Filter the data for lines with the word "name" and copy those lines.

----- DATA EXTRACTS -----

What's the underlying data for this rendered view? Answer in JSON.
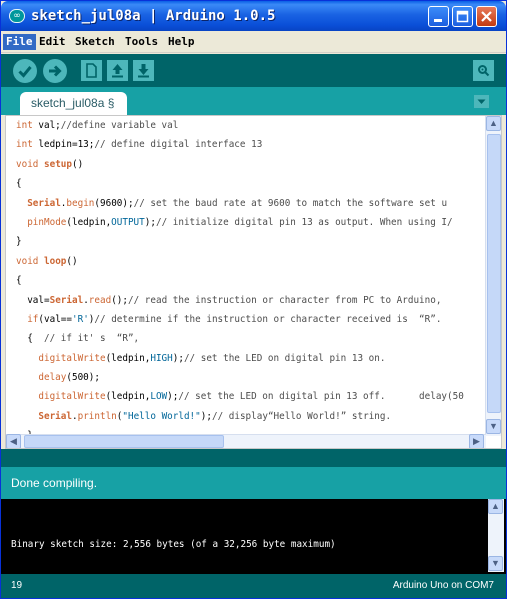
{
  "window": {
    "title": "sketch_jul08a | Arduino 1.0.5"
  },
  "menu": {
    "items": [
      "File",
      "Edit",
      "Sketch",
      "Tools",
      "Help"
    ]
  },
  "toolbar": {
    "icons": [
      "verify-icon",
      "upload-icon",
      "new-icon",
      "open-icon",
      "save-icon",
      "serial-monitor-icon"
    ]
  },
  "tabs": {
    "active": "sketch_jul08a §"
  },
  "code": {
    "lines": [
      [
        {
          "t": "int",
          "c": "kw-type"
        },
        {
          "t": " val;",
          "c": ""
        },
        {
          "t": "//define variable val",
          "c": "comment"
        }
      ],
      [
        {
          "t": "int",
          "c": "kw-type"
        },
        {
          "t": " ledpin=13;",
          "c": ""
        },
        {
          "t": "// define digital interface 13",
          "c": "comment"
        }
      ],
      [
        {
          "t": "void",
          "c": "kw-type"
        },
        {
          "t": " ",
          "c": ""
        },
        {
          "t": "setup",
          "c": "kw-fn"
        },
        {
          "t": "()",
          "c": ""
        }
      ],
      [
        {
          "t": "{",
          "c": ""
        }
      ],
      [
        {
          "t": "  ",
          "c": ""
        },
        {
          "t": "Serial",
          "c": "kw-ser"
        },
        {
          "t": ".",
          "c": ""
        },
        {
          "t": "begin",
          "c": "kw-type"
        },
        {
          "t": "(9600);",
          "c": ""
        },
        {
          "t": "// set the baud rate at 9600 to match the software set u",
          "c": "comment"
        }
      ],
      [
        {
          "t": "  ",
          "c": ""
        },
        {
          "t": "pinMode",
          "c": "kw-type"
        },
        {
          "t": "(ledpin,",
          "c": ""
        },
        {
          "t": "OUTPUT",
          "c": "kw-const"
        },
        {
          "t": ");",
          "c": ""
        },
        {
          "t": "// initialize digital pin 13 as output. When using I/",
          "c": "comment"
        }
      ],
      [
        {
          "t": "}",
          "c": ""
        }
      ],
      [
        {
          "t": "void",
          "c": "kw-type"
        },
        {
          "t": " ",
          "c": ""
        },
        {
          "t": "loop",
          "c": "kw-fn"
        },
        {
          "t": "()",
          "c": ""
        }
      ],
      [
        {
          "t": "{",
          "c": ""
        }
      ],
      [
        {
          "t": "  val=",
          "c": ""
        },
        {
          "t": "Serial",
          "c": "kw-ser"
        },
        {
          "t": ".",
          "c": ""
        },
        {
          "t": "read",
          "c": "kw-type"
        },
        {
          "t": "();",
          "c": ""
        },
        {
          "t": "// read the instruction or character from PC to Arduino,",
          "c": "comment"
        }
      ],
      [
        {
          "t": "  ",
          "c": ""
        },
        {
          "t": "if",
          "c": "kw-type"
        },
        {
          "t": "(val==",
          "c": ""
        },
        {
          "t": "'R'",
          "c": "str"
        },
        {
          "t": ")",
          "c": ""
        },
        {
          "t": "// determine if the instruction or character received is  “R”.",
          "c": "comment"
        }
      ],
      [
        {
          "t": "  {  ",
          "c": ""
        },
        {
          "t": "// if it' s  “R”,",
          "c": "comment"
        }
      ],
      [
        {
          "t": "    ",
          "c": ""
        },
        {
          "t": "digitalWrite",
          "c": "kw-type"
        },
        {
          "t": "(ledpin,",
          "c": ""
        },
        {
          "t": "HIGH",
          "c": "kw-const"
        },
        {
          "t": ");",
          "c": ""
        },
        {
          "t": "// set the LED on digital pin 13 on.",
          "c": "comment"
        }
      ],
      [
        {
          "t": "    ",
          "c": ""
        },
        {
          "t": "delay",
          "c": "kw-type"
        },
        {
          "t": "(500);",
          "c": ""
        }
      ],
      [
        {
          "t": "    ",
          "c": ""
        },
        {
          "t": "digitalWrite",
          "c": "kw-type"
        },
        {
          "t": "(ledpin,",
          "c": ""
        },
        {
          "t": "LOW",
          "c": "kw-const"
        },
        {
          "t": ");",
          "c": ""
        },
        {
          "t": "// set the LED on digital pin 13 off.      delay(50",
          "c": "comment"
        }
      ],
      [
        {
          "t": "    ",
          "c": ""
        },
        {
          "t": "Serial",
          "c": "kw-ser"
        },
        {
          "t": ".",
          "c": ""
        },
        {
          "t": "println",
          "c": "kw-type"
        },
        {
          "t": "(",
          "c": ""
        },
        {
          "t": "\"Hello World!\"",
          "c": "str"
        },
        {
          "t": ");",
          "c": ""
        },
        {
          "t": "// display“Hello World!” string.",
          "c": "comment"
        }
      ],
      [
        {
          "t": "  }",
          "c": ""
        }
      ],
      [
        {
          "t": "}",
          "c": ""
        }
      ]
    ]
  },
  "status": {
    "message": "Done compiling."
  },
  "console": {
    "output": "Binary sketch size: 2,556 bytes (of a 32,256 byte maximum)"
  },
  "footer": {
    "line": "19",
    "board": "Arduino Uno on COM7"
  },
  "colors": {
    "teal_dark": "#006468",
    "teal_light": "#17a1a5",
    "icon_fill": "#4db7bb",
    "keyword": "#cc6633",
    "constant": "#006699"
  }
}
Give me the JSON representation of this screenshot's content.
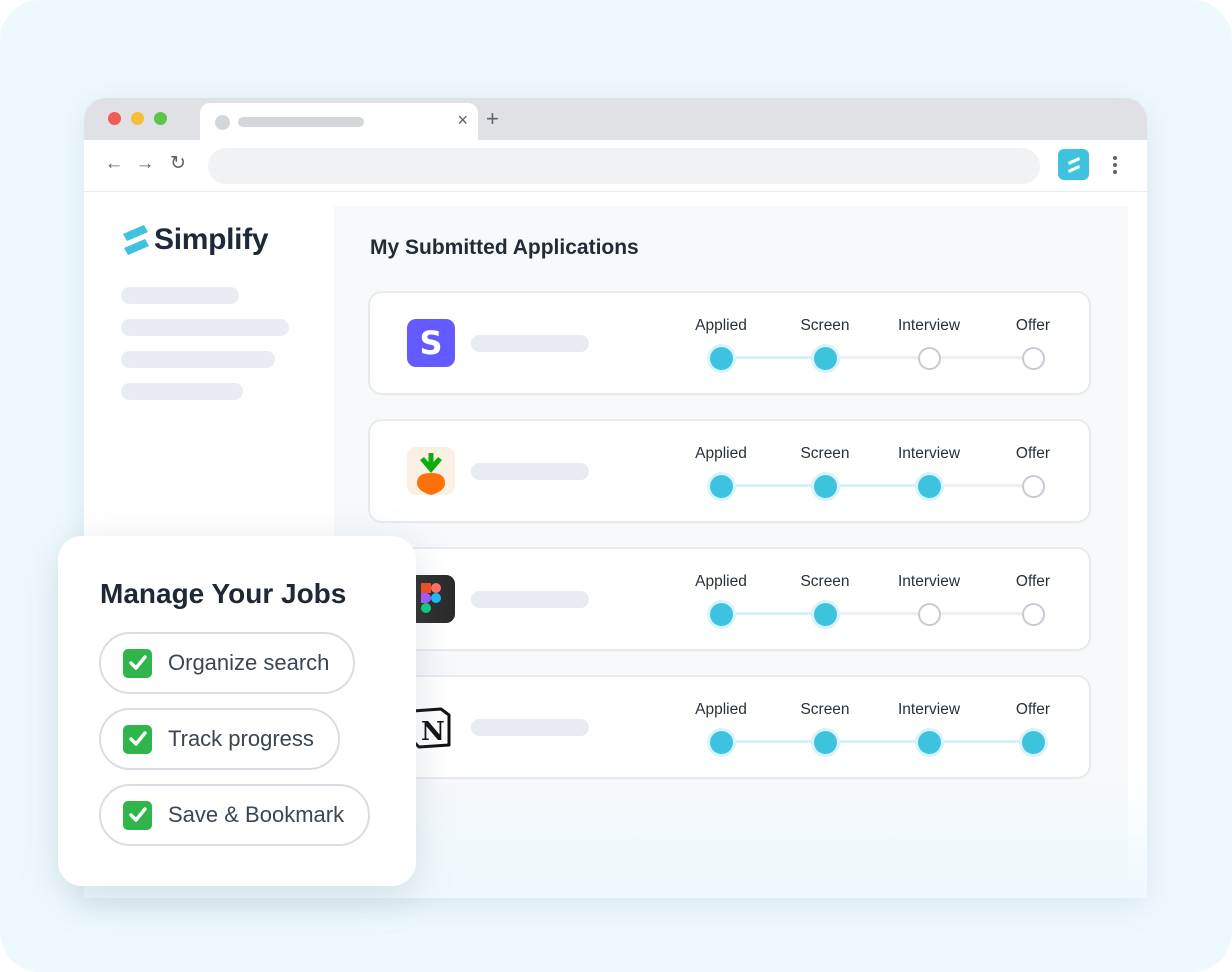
{
  "brand": {
    "name": "Simplify",
    "accent_color": "#3dc3de",
    "logo_icon": "simplify-logo-icon"
  },
  "browser": {
    "window_controls": [
      "close",
      "minimize",
      "maximize"
    ],
    "tab": {
      "close_glyph": "×"
    },
    "new_tab_glyph": "+",
    "toolbar": {
      "back_glyph": "←",
      "forward_glyph": "→",
      "reload_glyph": "↻",
      "extension_icon": "simplify-extension-icon",
      "menu_icon": "more-vertical-icon"
    }
  },
  "main": {
    "title": "My Submitted Applications",
    "stage_labels": [
      "Applied",
      "Screen",
      "Interview",
      "Offer"
    ],
    "applications": [
      {
        "company_icon": "stripe-logo",
        "stages_completed": 2,
        "stage_1": "Applied",
        "stage_2": "Screen",
        "stage_3": "Interview",
        "stage_4": "Offer"
      },
      {
        "company_icon": "instacart-logo",
        "stages_completed": 3,
        "stage_1": "Applied",
        "stage_2": "Screen",
        "stage_3": "Interview",
        "stage_4": "Offer"
      },
      {
        "company_icon": "figma-logo",
        "stages_completed": 2,
        "stage_1": "Applied",
        "stage_2": "Screen",
        "stage_3": "Interview",
        "stage_4": "Offer"
      },
      {
        "company_icon": "notion-logo",
        "stages_completed": 4,
        "stage_1": "Applied",
        "stage_2": "Screen",
        "stage_3": "Interview",
        "stage_4": "Offer"
      }
    ]
  },
  "feature_card": {
    "title": "Manage Your Jobs",
    "items": [
      {
        "icon": "check-box-icon",
        "label": "Organize search"
      },
      {
        "icon": "check-box-icon",
        "label": "Track progress"
      },
      {
        "icon": "check-box-icon",
        "label": "Save & Bookmark"
      }
    ]
  }
}
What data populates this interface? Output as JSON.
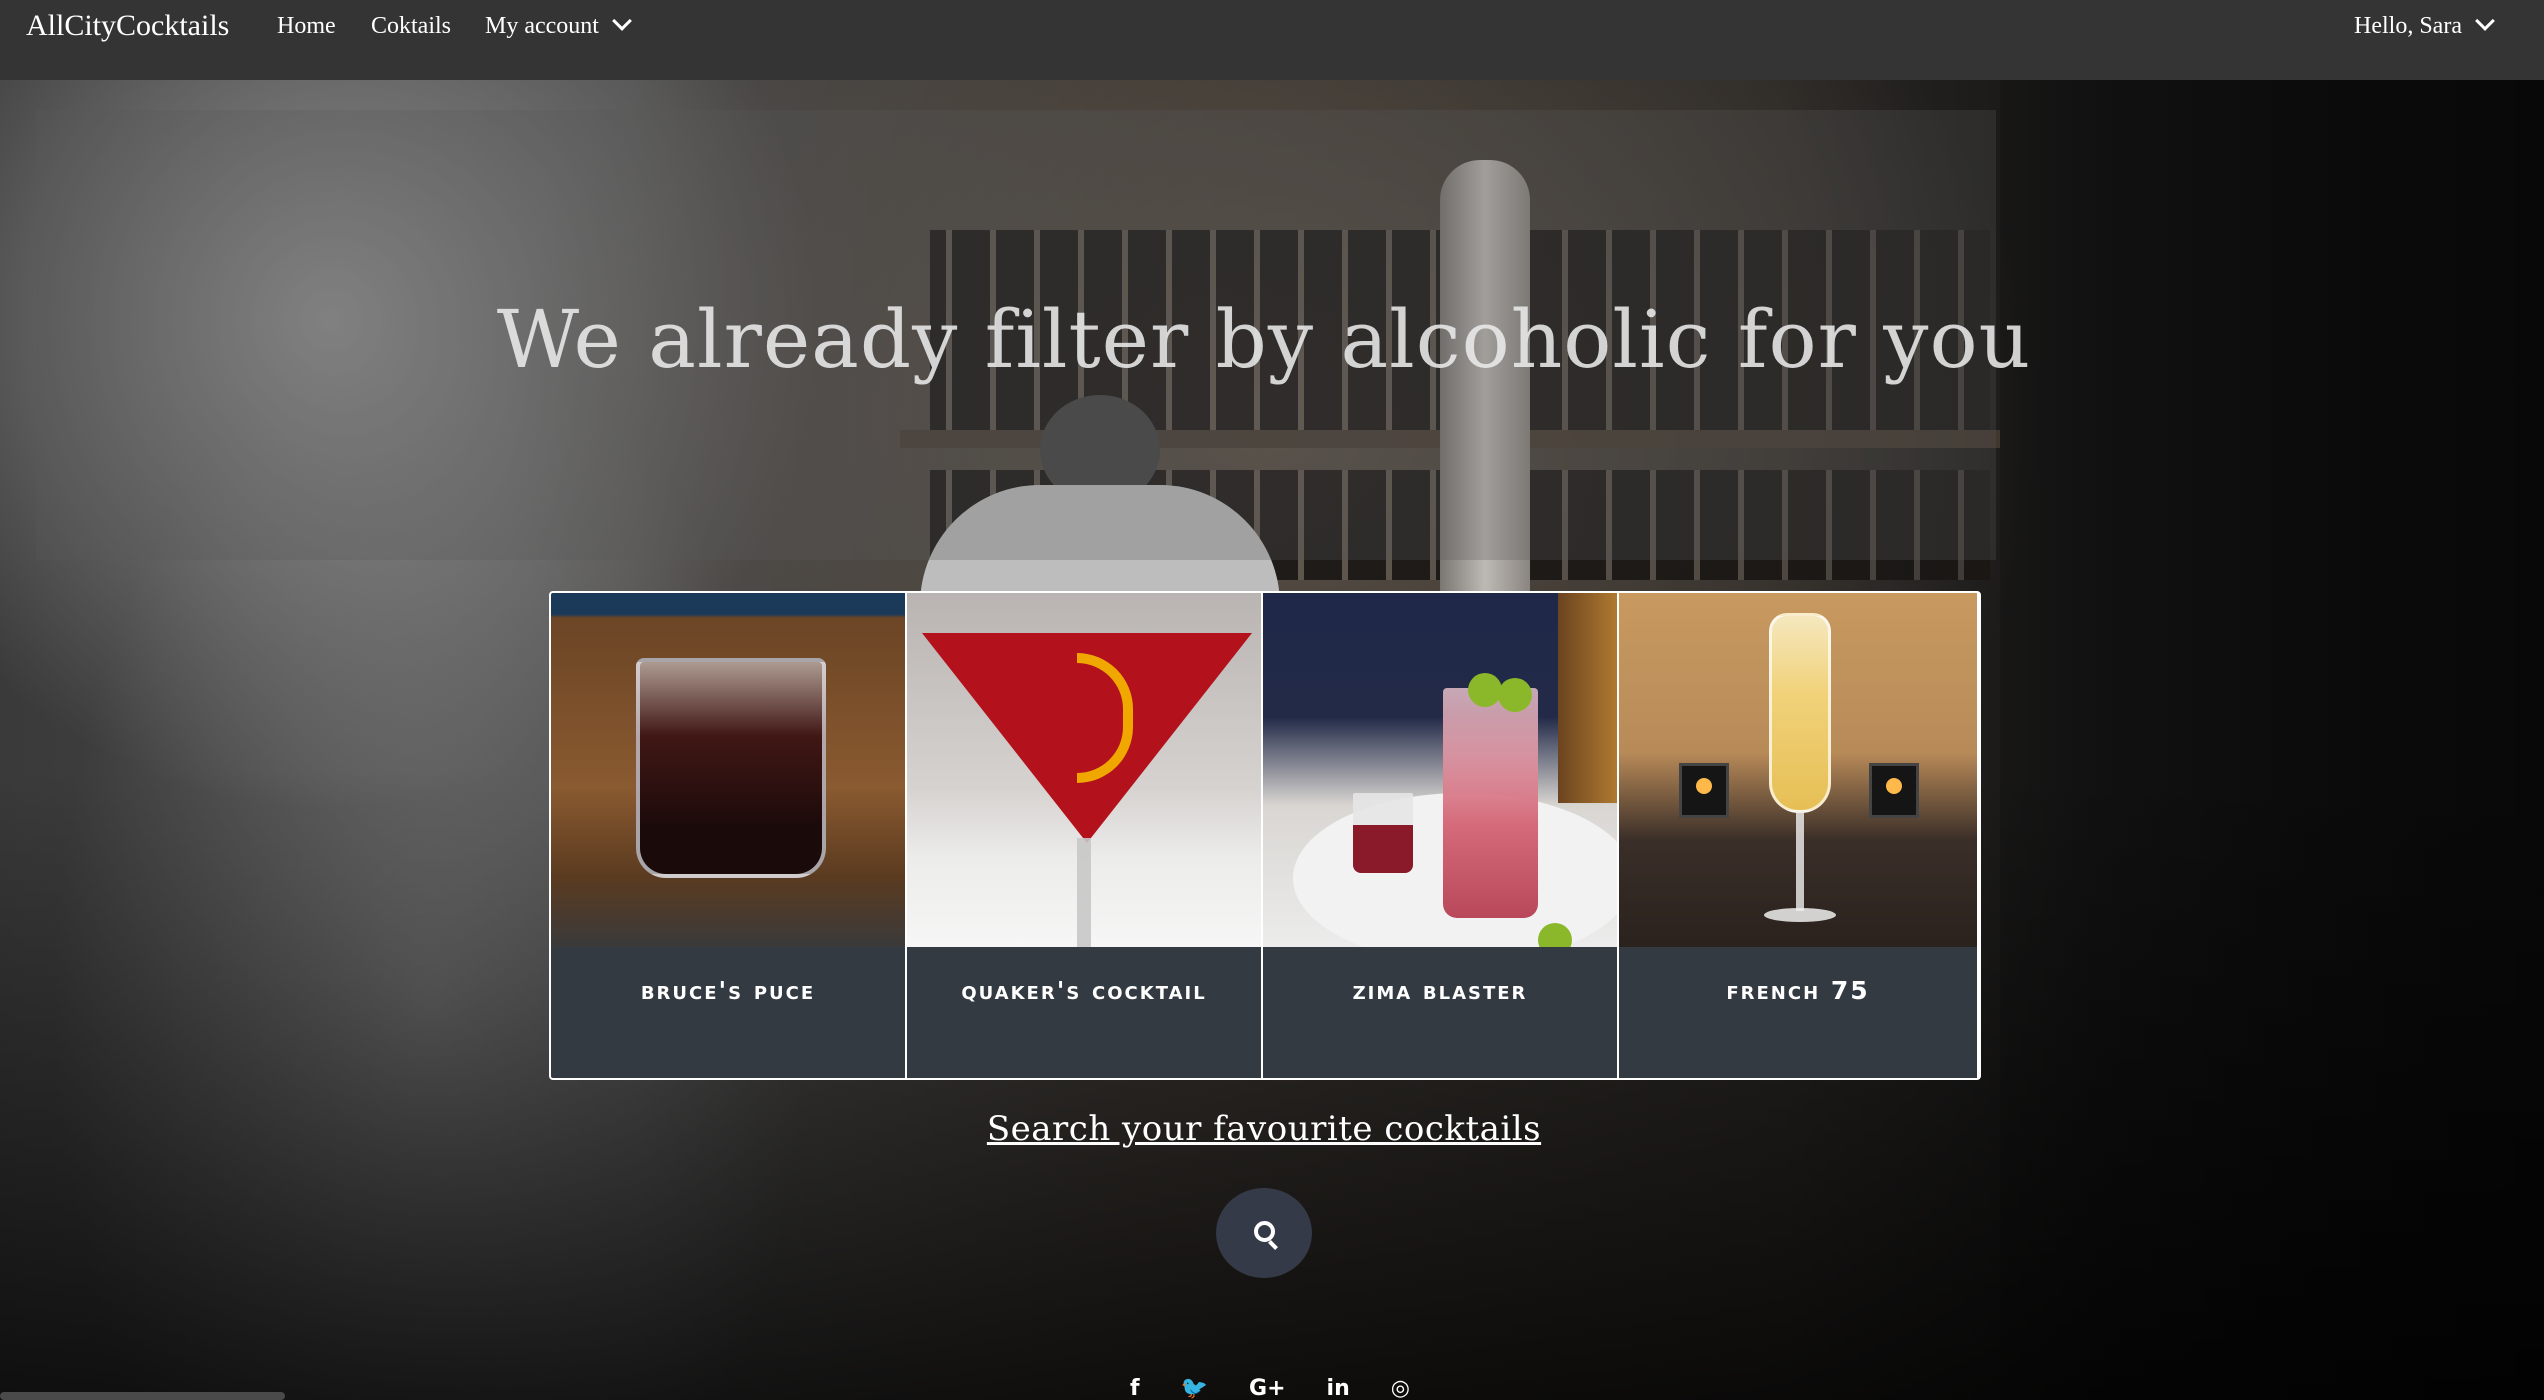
{
  "navbar": {
    "brand": "AllCityCocktails",
    "links": [
      {
        "label": "Home"
      },
      {
        "label": "Coktails"
      },
      {
        "label": "My account"
      }
    ],
    "user_menu": "Hello, Sara"
  },
  "hero": {
    "title": "We already filter by alcoholic for you"
  },
  "cocktails": [
    {
      "name": "Bruce's Puce"
    },
    {
      "name": "Quaker's Cocktail"
    },
    {
      "name": "Zima Blaster"
    },
    {
      "name": "French 75"
    }
  ],
  "search": {
    "link_text": "Search your favourite cocktails",
    "button_icon": "search-icon"
  },
  "social": {
    "icons": [
      "facebook-icon",
      "twitter-icon",
      "google-plus-icon",
      "linkedin-icon",
      "dribbble-icon"
    ],
    "glyphs": [
      "f",
      "🐦",
      "G+",
      "in",
      "◎"
    ]
  },
  "colors": {
    "navbar_bg": "#343434",
    "card_label_bg": "#343a42",
    "search_button_bg": "#343a48"
  }
}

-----

EXERCISE ANSWER:
    "name": "Simplify",
      "name": "Bruce's Puce"
      "name": "Quaker's Cocktail"
      "name": "Zima Blaster"
      "name": "French 75"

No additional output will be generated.